Before copying, remove every picture, and then repeat all entries below precisely as written.

--

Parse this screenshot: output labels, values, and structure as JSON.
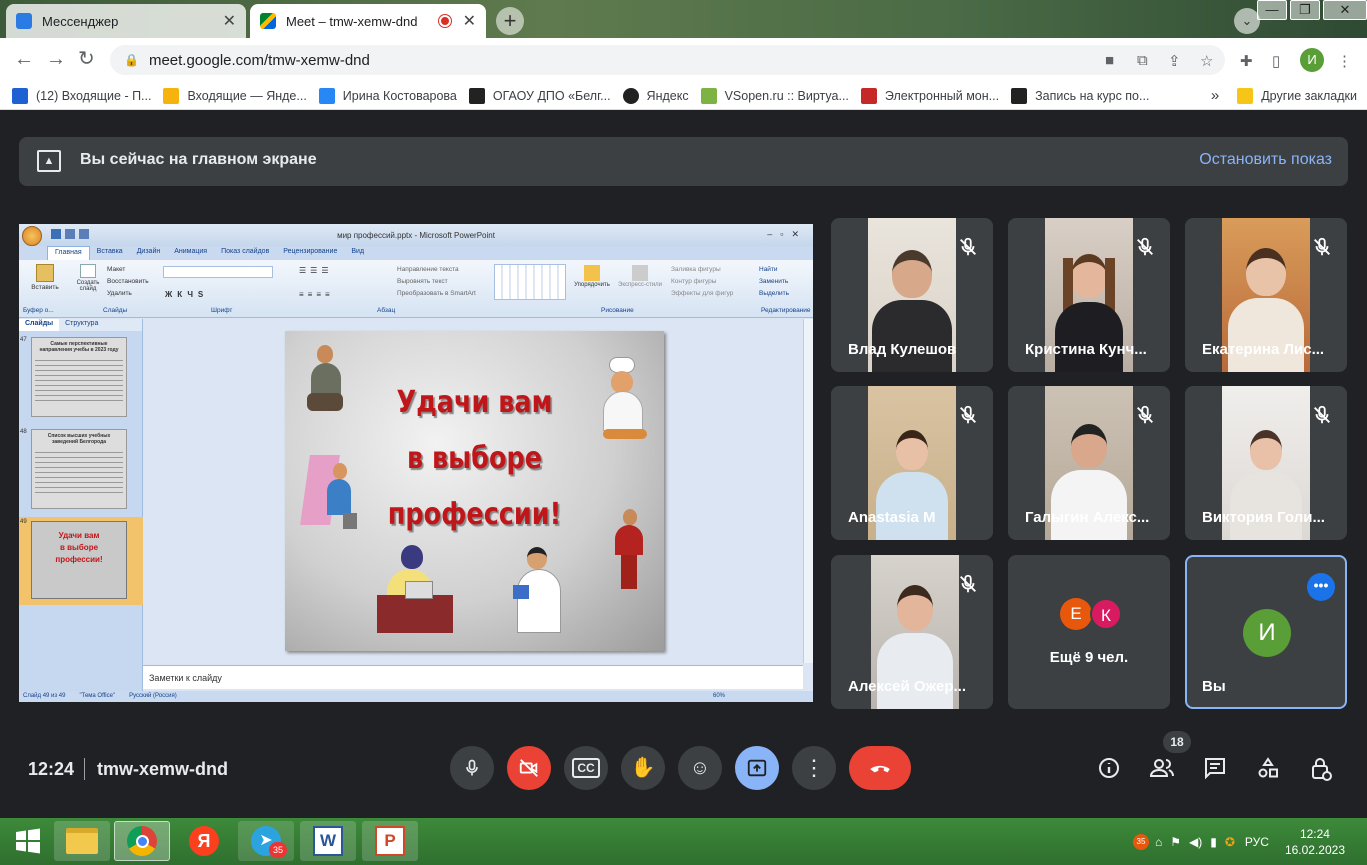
{
  "browser": {
    "tabs": [
      {
        "label": "Мессенджер",
        "active": false
      },
      {
        "label": "Meet – tmw-xemw-dnd",
        "active": true
      }
    ],
    "url": "meet.google.com/tmw-xemw-dnd",
    "profile_initial": "И",
    "bookmarks": [
      {
        "label": "(12) Входящие - П..."
      },
      {
        "label": "Входящие — Янде..."
      },
      {
        "label": "Ирина Костоварова"
      },
      {
        "label": "ОГАОУ ДПО «Белг..."
      },
      {
        "label": "Яндекс"
      },
      {
        "label": "VSopen.ru :: Виртуа..."
      },
      {
        "label": "Электронный мон..."
      },
      {
        "label": "Запись на курс по..."
      }
    ],
    "other_bookmarks": "Другие закладки",
    "more_bookmarks": "»"
  },
  "meet": {
    "banner": {
      "text": "Вы сейчас на главном экране",
      "stop_label": "Остановить показ"
    },
    "participants": [
      {
        "name": "Влад Кулешов",
        "muted": true
      },
      {
        "name": "Кристина Кунч...",
        "muted": true
      },
      {
        "name": "Екатерина Лис...",
        "muted": true
      },
      {
        "name": "Anastasia M",
        "muted": true
      },
      {
        "name": "Галыгин Алекс...",
        "muted": true
      },
      {
        "name": "Виктория Голи...",
        "muted": true
      },
      {
        "name": "Алексей Ожер...",
        "muted": true
      }
    ],
    "more_tile": {
      "initials": [
        "Е",
        "К"
      ],
      "label": "Ещё 9 чел."
    },
    "self_tile": {
      "initial": "И",
      "label": "Вы"
    },
    "time": "12:24",
    "meeting_code": "tmw-xemw-dnd",
    "participant_count": "18"
  },
  "ppt": {
    "title": "мир профессий.pptx - Microsoft PowerPoint",
    "ribbon_tabs": [
      "Главная",
      "Вставка",
      "Дизайн",
      "Анимация",
      "Показ слайдов",
      "Рецензирование",
      "Вид"
    ],
    "groups": [
      "Буфер о...",
      "Слайды",
      "Шрифт",
      "Абзац",
      "Рисование",
      "Редактирование"
    ],
    "buttons": {
      "paste": "Вставить",
      "create_slide": "Создать слайд",
      "layout": "Макет",
      "restore": "Восстановить",
      "delete": "Удалить",
      "text_direction": "Направление текста",
      "align_text": "Выровнять текст",
      "smartart": "Преобразовать в SmartArt",
      "arrange": "Упорядочить",
      "quick_styles": "Экспресс-стили",
      "shape_fill": "Заливка фигуры",
      "shape_outline": "Контур фигуры",
      "shape_effects": "Эффекты для фигур",
      "find": "Найти",
      "replace": "Заменить",
      "select": "Выделить"
    },
    "panel_tabs": [
      "Слайды",
      "Структура"
    ],
    "slide_numbers": [
      "47",
      "48",
      "49"
    ],
    "thumb1_title": "Самые перспективные направления учебы в 2023 году",
    "thumb2_title": "Список высших учебных заведений Белгорода",
    "slide_text": [
      "Удачи вам",
      "в выборе",
      "профессии!"
    ],
    "notes_placeholder": "Заметки к слайду",
    "status": {
      "slide": "Слайд 49 из 49",
      "theme": "\"Тема Office\"",
      "lang": "Русский (Россия)",
      "zoom": "60%"
    }
  },
  "taskbar": {
    "apps": [
      "windows-start",
      "file-explorer",
      "chrome",
      "yandex",
      "telegram",
      "word",
      "powerpoint"
    ],
    "telegram_badge": "35",
    "tray_badge": "35",
    "lang": "РУС",
    "time": "12:24",
    "date": "16.02.2023"
  }
}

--

### Solution to this exercise
Parse this screenshot: output labels, values, and structure as JSON.
{
  "browser": {
    "tabs": [
      {
        "label": "Мессенджер",
        "active": false
      },
      {
        "label": "Meet – tmw-xemw-dnd",
        "active": true
      }
    ],
    "url": "meet.google.com/tmw-xemw-dnd",
    "profile_initial": "И",
    "bookmarks": [
      {
        "label": "(12) Входящие - П..."
      },
      {
        "label": "Входящие — Янде..."
      },
      {
        "label": "Ирина Костоварова"
      },
      {
        "label": "ОГАОУ ДПО «Белг..."
      },
      {
        "label": "Яндекс"
      },
      {
        "label": "VSopen.ru :: Виртуа..."
      },
      {
        "label": "Электронный мон..."
      },
      {
        "label": "Запись на курс по..."
      }
    ],
    "other_bookmarks": "Другие закладки",
    "more_bookmarks": "»"
  },
  "meet": {
    "banner": {
      "text": "Вы сейчас на главном экране",
      "stop_label": "Остановить показ"
    },
    "participants": [
      {
        "name": "Влад Кулешов",
        "muted": true
      },
      {
        "name": "Кристина Кунч...",
        "muted": true
      },
      {
        "name": "Екатерина Лис...",
        "muted": true
      },
      {
        "name": "Anastasia M",
        "muted": true
      },
      {
        "name": "Галыгин Алекс...",
        "muted": true
      },
      {
        "name": "Виктория Голи...",
        "muted": true
      },
      {
        "name": "Алексей Ожер...",
        "muted": true
      }
    ],
    "more_tile": {
      "initials": [
        "Е",
        "К"
      ],
      "label": "Ещё 9 чел."
    },
    "self_tile": {
      "initial": "И",
      "label": "Вы"
    },
    "time": "12:24",
    "meeting_code": "tmw-xemw-dnd",
    "participant_count": "18"
  },
  "ppt": {
    "title": "мир профессий.pptx - Microsoft PowerPoint",
    "ribbon_tabs": [
      "Главная",
      "Вставка",
      "Дизайн",
      "Анимация",
      "Показ слайдов",
      "Рецензирование",
      "Вид"
    ],
    "groups": [
      "Буфер о...",
      "Слайды",
      "Шрифт",
      "Абзац",
      "Рисование",
      "Редактирование"
    ],
    "buttons": {
      "paste": "Вставить",
      "create_slide": "Создать слайд",
      "layout": "Макет",
      "restore": "Восстановить",
      "delete": "Удалить",
      "text_direction": "Направление текста",
      "align_text": "Выровнять текст",
      "smartart": "Преобразовать в SmartArt",
      "arrange": "Упорядочить",
      "quick_styles": "Экспресс-стили",
      "shape_fill": "Заливка фигуры",
      "shape_outline": "Контур фигуры",
      "shape_effects": "Эффекты для фигур",
      "find": "Найти",
      "replace": "Заменить",
      "select": "Выделить"
    },
    "panel_tabs": [
      "Слайды",
      "Структура"
    ],
    "slide_numbers": [
      "47",
      "48",
      "49"
    ],
    "thumb1_title": "Самые перспективные направления учебы в 2023 году",
    "thumb2_title": "Список высших учебных заведений Белгорода",
    "slide_text": [
      "Удачи вам",
      "в выборе",
      "профессии!"
    ],
    "notes_placeholder": "Заметки к слайду",
    "status": {
      "slide": "Слайд 49 из 49",
      "theme": "\"Тема Office\"",
      "lang": "Русский (Россия)",
      "zoom": "60%"
    }
  },
  "taskbar": {
    "apps": [
      "windows-start",
      "file-explorer",
      "chrome",
      "yandex",
      "telegram",
      "word",
      "powerpoint"
    ],
    "telegram_badge": "35",
    "tray_badge": "35",
    "lang": "РУС",
    "time": "12:24",
    "date": "16.02.2023"
  }
}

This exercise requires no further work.